This Monday, the World Health Organization (WHO) warned that malaria deaths due to disruptions generated during the pandemic of coronavirus (Covid-19) in services designed to combat mosquito-borne disease will far exceed deaths from Covid-19 in the Sub-Saharan Africa.
WHO reported that more than 409,000 people worldwide died Due to malaria last year, mostly babies in the poorest areas of Africa, and as a result of the coronavirus pandemic, the number is expected to increase in 2020.

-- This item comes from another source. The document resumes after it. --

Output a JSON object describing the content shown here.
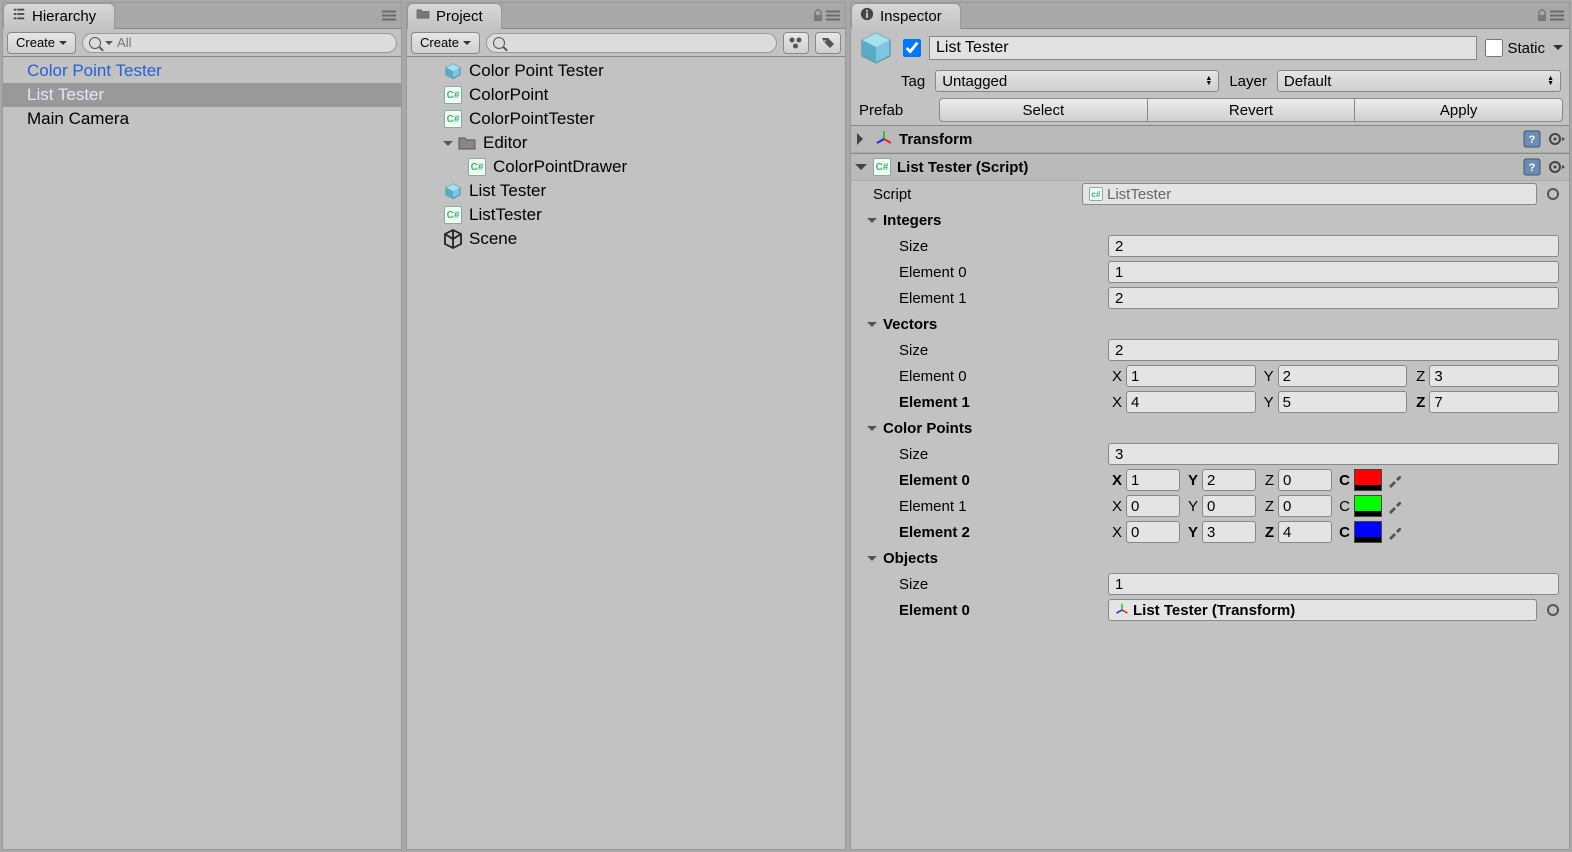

The director of the WHO malaria program, Pedro Alonso, estimated: « Depending on the level of disruption of the service (by Covid-19) there could be a excess malaria deaths of between 20,000 and 100,000 in sub-Saharan Africa, most of them in young children ”.
« It is very likely that excess mortality from malaria is higher than direct mortality from coronavirus, « he added.
The report of WHO recorded 229 million cases of malaria worldwide in 2019 and said that despite the unprecedented challenges of the coronavirus pandemic, many countries had fought hard and stood firm against the disease, the . news agency reported.
« Long-term success in achieving a malaria-free world in one generation is far from assured, » Alonso said. Some of the African countries hardest hit by malaria struggled to make significant progress since 2016 in curbing the epidemic.
Risk of global transmission of malaria
Due to continuous transmission from malaria through mosquitoes in many parts, half the world’s population is at risk of contracting the disease, which still kills one child every two minutes. Despite this, the focus of funding and attention has been diverted, increasing the likelihood of occurrence. avoidable infant deaths.
What are the countries of sub-Saharan Africa?
Angola Burundi Cape Verde Central African Republic Democratic Republic of Congo Republic of Congo Côte d’Ivoire Eritrea, Ethiopia Guinea Kenya Lesotho Liberia Madagascar Mauritania Mozambique Sierra Leone Somalia Sudan Swaziland Tanzania Uganda Zimbabwe.